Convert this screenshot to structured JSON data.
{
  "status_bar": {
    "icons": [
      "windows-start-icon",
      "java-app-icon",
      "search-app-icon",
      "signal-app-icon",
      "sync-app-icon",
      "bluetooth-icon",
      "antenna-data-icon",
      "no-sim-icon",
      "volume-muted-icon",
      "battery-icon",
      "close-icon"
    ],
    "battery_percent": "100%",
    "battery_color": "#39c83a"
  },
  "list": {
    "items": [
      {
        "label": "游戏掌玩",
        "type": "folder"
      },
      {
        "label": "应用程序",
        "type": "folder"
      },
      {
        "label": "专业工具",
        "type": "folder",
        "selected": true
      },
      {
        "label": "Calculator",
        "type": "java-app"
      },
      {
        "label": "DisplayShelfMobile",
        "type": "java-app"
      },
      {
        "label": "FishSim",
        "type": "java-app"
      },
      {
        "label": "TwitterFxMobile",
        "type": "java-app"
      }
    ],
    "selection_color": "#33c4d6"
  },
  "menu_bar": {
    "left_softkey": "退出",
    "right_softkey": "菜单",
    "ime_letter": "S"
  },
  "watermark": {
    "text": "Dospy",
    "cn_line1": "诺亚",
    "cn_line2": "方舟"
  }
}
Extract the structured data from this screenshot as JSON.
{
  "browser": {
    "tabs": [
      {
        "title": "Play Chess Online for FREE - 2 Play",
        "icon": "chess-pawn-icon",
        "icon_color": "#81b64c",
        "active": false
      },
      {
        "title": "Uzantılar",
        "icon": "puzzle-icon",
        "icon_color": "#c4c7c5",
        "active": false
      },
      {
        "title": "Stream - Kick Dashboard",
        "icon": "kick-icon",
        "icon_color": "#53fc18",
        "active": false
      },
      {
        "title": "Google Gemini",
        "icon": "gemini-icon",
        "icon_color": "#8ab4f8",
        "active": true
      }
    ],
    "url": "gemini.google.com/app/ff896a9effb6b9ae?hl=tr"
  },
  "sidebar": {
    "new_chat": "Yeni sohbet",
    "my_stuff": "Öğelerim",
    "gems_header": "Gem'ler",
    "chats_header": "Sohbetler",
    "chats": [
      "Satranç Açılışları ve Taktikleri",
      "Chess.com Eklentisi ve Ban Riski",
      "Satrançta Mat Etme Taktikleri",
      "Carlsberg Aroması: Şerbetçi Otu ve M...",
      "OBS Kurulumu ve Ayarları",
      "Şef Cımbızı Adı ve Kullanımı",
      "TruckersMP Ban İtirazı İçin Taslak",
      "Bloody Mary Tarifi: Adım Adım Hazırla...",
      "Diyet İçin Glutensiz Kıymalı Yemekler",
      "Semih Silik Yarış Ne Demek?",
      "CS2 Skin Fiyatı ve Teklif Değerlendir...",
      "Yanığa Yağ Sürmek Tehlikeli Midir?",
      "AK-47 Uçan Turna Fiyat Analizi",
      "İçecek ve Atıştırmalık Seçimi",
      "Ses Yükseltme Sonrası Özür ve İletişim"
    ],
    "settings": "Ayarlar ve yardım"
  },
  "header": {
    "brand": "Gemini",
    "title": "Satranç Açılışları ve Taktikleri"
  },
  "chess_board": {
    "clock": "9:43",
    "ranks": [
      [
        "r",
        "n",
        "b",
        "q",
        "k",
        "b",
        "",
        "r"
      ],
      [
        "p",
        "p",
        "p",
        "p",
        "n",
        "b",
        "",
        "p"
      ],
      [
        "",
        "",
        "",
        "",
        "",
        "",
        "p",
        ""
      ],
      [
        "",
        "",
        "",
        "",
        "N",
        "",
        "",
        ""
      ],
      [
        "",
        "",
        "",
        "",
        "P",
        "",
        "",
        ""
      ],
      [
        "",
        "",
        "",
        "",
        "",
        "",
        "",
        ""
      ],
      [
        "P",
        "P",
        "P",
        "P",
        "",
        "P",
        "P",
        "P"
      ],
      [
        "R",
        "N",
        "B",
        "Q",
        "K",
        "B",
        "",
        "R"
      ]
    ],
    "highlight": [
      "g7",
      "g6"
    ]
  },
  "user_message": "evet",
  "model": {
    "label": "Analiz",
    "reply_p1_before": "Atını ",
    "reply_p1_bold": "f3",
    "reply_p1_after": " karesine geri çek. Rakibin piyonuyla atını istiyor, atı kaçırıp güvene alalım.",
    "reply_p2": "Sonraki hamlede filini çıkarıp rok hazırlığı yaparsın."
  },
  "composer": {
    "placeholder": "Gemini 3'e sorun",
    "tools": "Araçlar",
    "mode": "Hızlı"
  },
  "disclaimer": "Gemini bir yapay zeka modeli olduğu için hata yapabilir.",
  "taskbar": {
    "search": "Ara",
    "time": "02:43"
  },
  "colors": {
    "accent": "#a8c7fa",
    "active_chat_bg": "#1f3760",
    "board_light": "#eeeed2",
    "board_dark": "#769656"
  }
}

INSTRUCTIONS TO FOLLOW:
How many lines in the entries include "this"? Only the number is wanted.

TASK RESPONSE:
2